The NFL that we watch today is very much a passing league with a lot more deep passing routes than previously seen. Much like Roger Bannister’s four-minute mile, it took Randy Moss showing the NFL that you could succeed with a pass heavy offense before it really became a trend in the NFL. Wide receivers like Braylon Edwards, Larry Fitzgerald, Andre Johnson, and Reggie Wayne have had success in offenses that were developed as a result of Randy Moss.
If Randy Moss has indeed retired, he will surely have a press conference. Knowing him, he will even interview himself. And over the next few days phrases like “straight cash homey” and mentions of “squirting referees”, “bashing police cars”, “mooning fans”, and “screaming at caterers” are sure to be mentioned when talking about his legacy. These antics offended many fans and are sure to affect how Moss is remembered.
We will be reminded of how he famously told us all that, “I play when I want to play.” And the fact of the matter is, right now, nobody’s offering him enough straight cash so he does not want to play. But when he did play, it was like nothing we have ever seen before. Offensive gurus had to create new playbooks, defenses had to create new schemes, and teams had to change their entire drafting strategy.

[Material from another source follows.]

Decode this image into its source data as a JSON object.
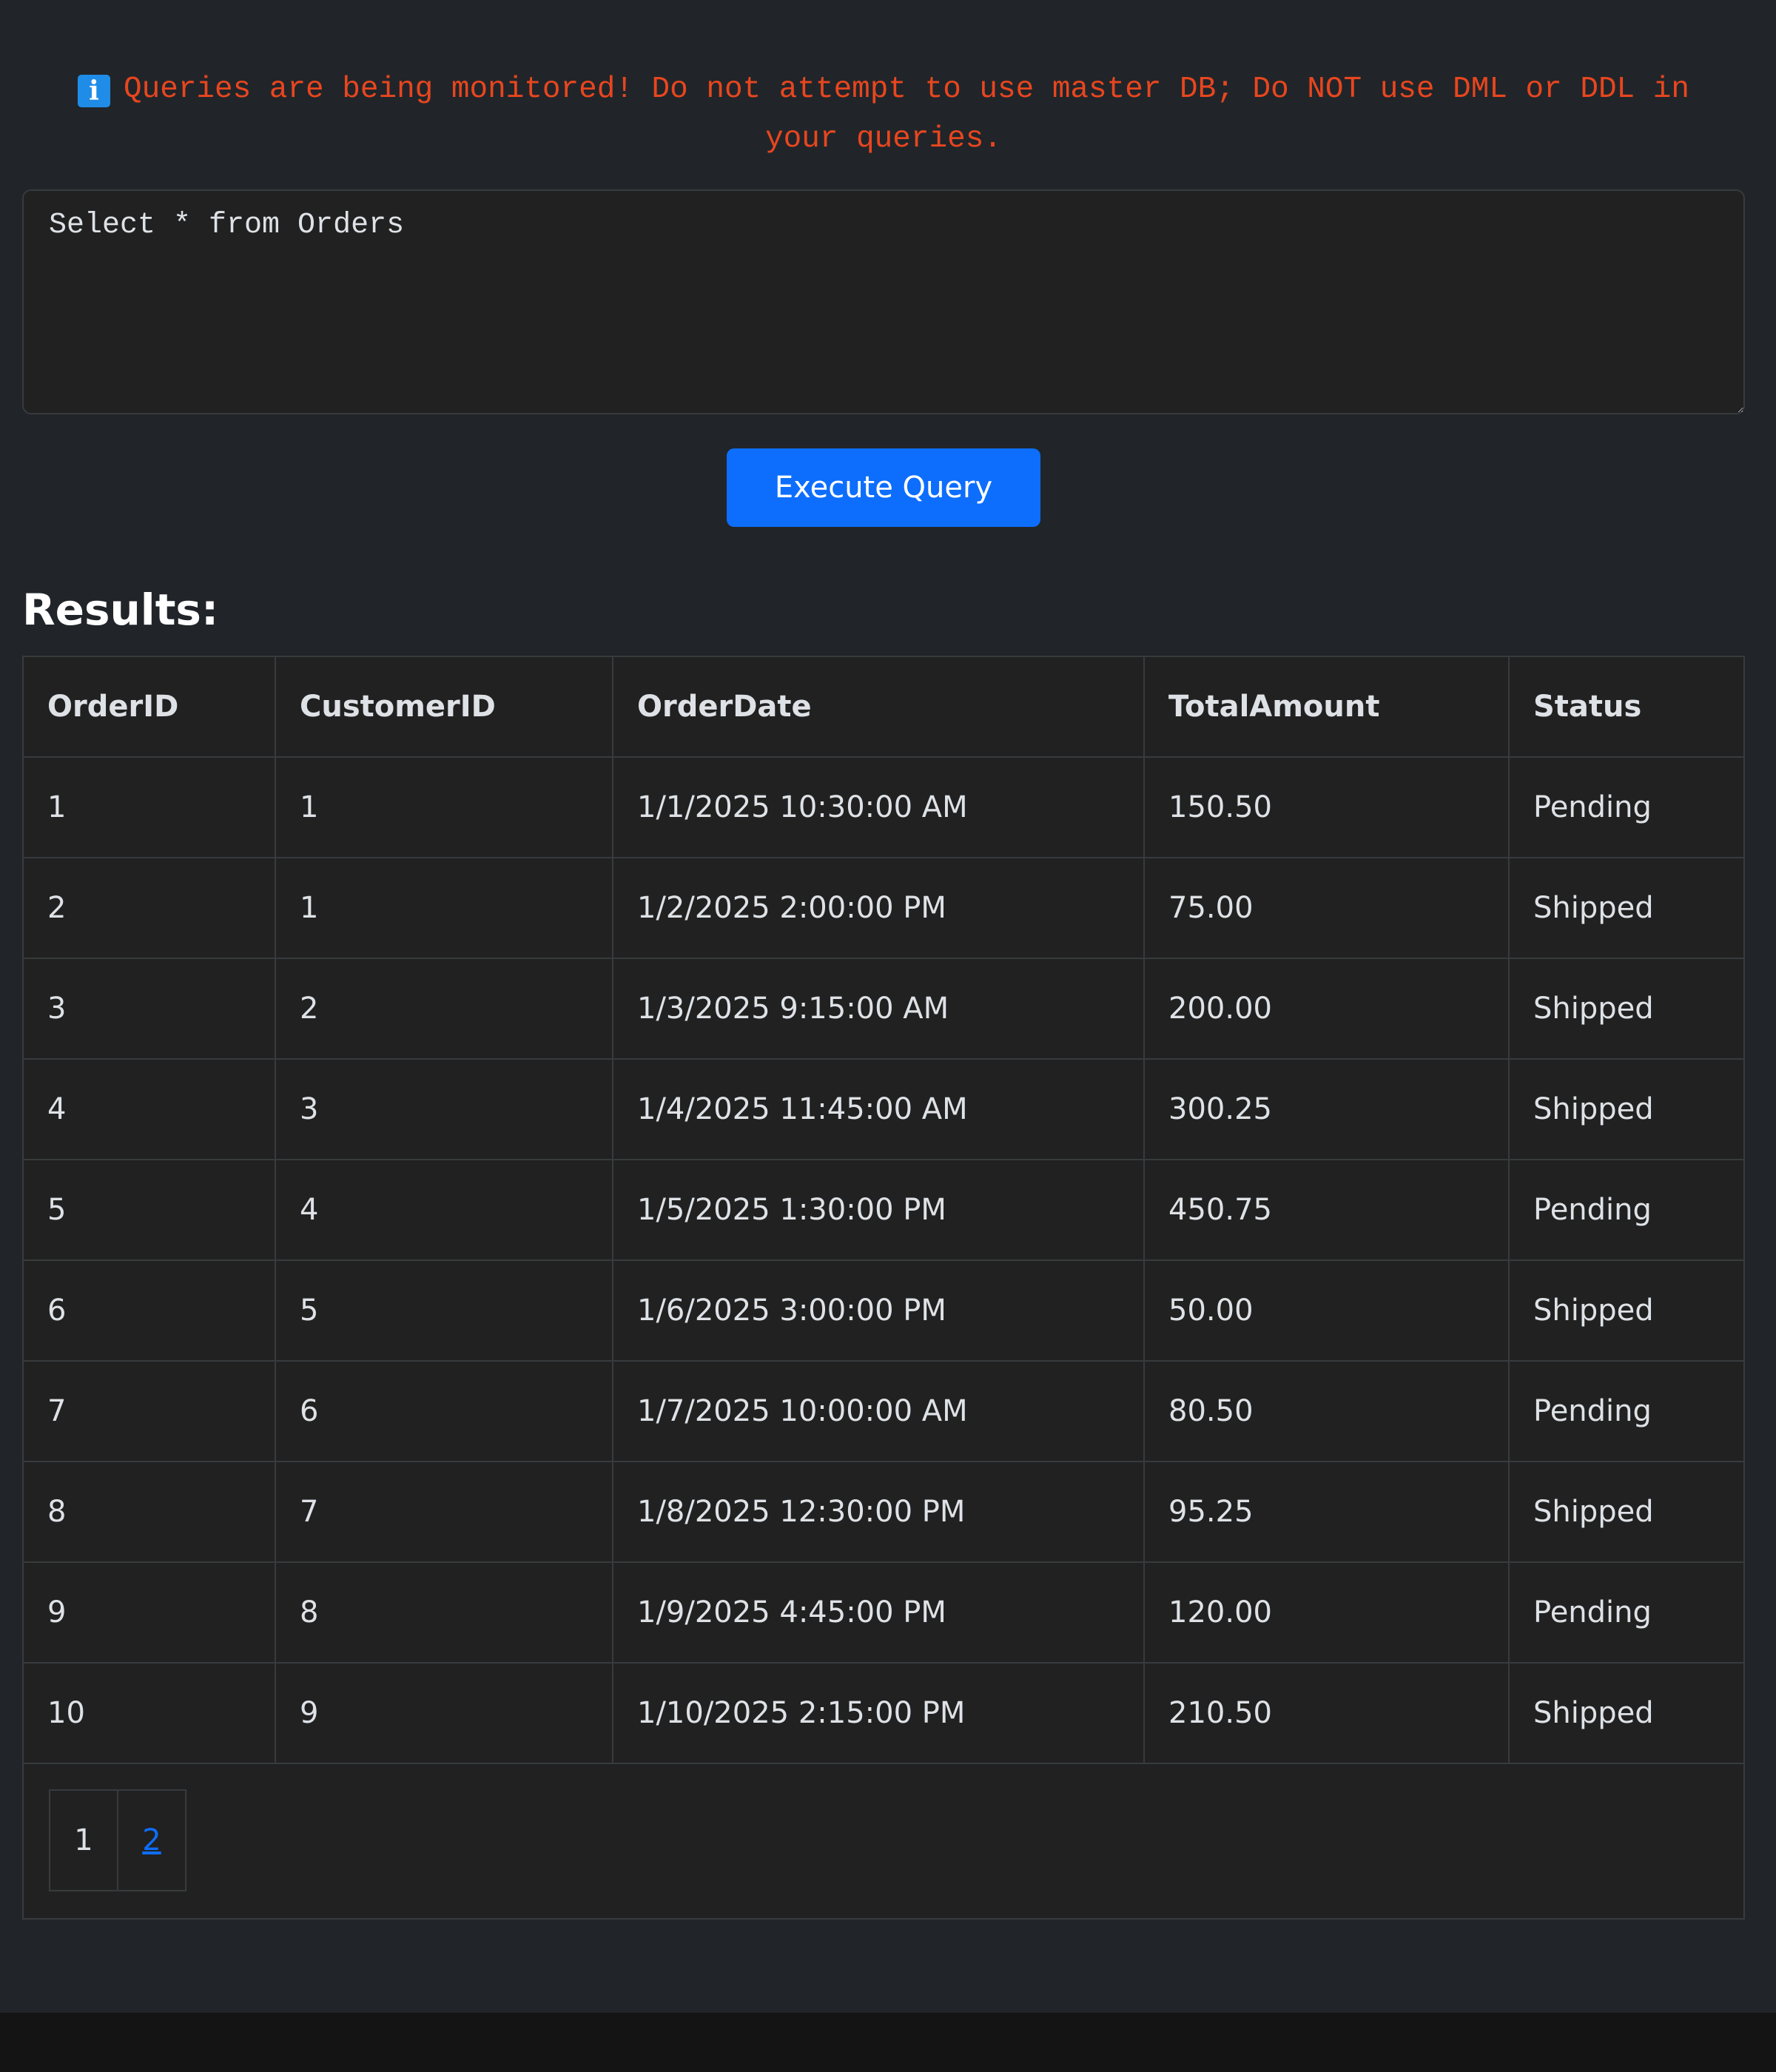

And at the end of the day – that, more than anything, is the Freak’s legacy.
Questions? Comments? Snide Remarks? Let me hear ’em!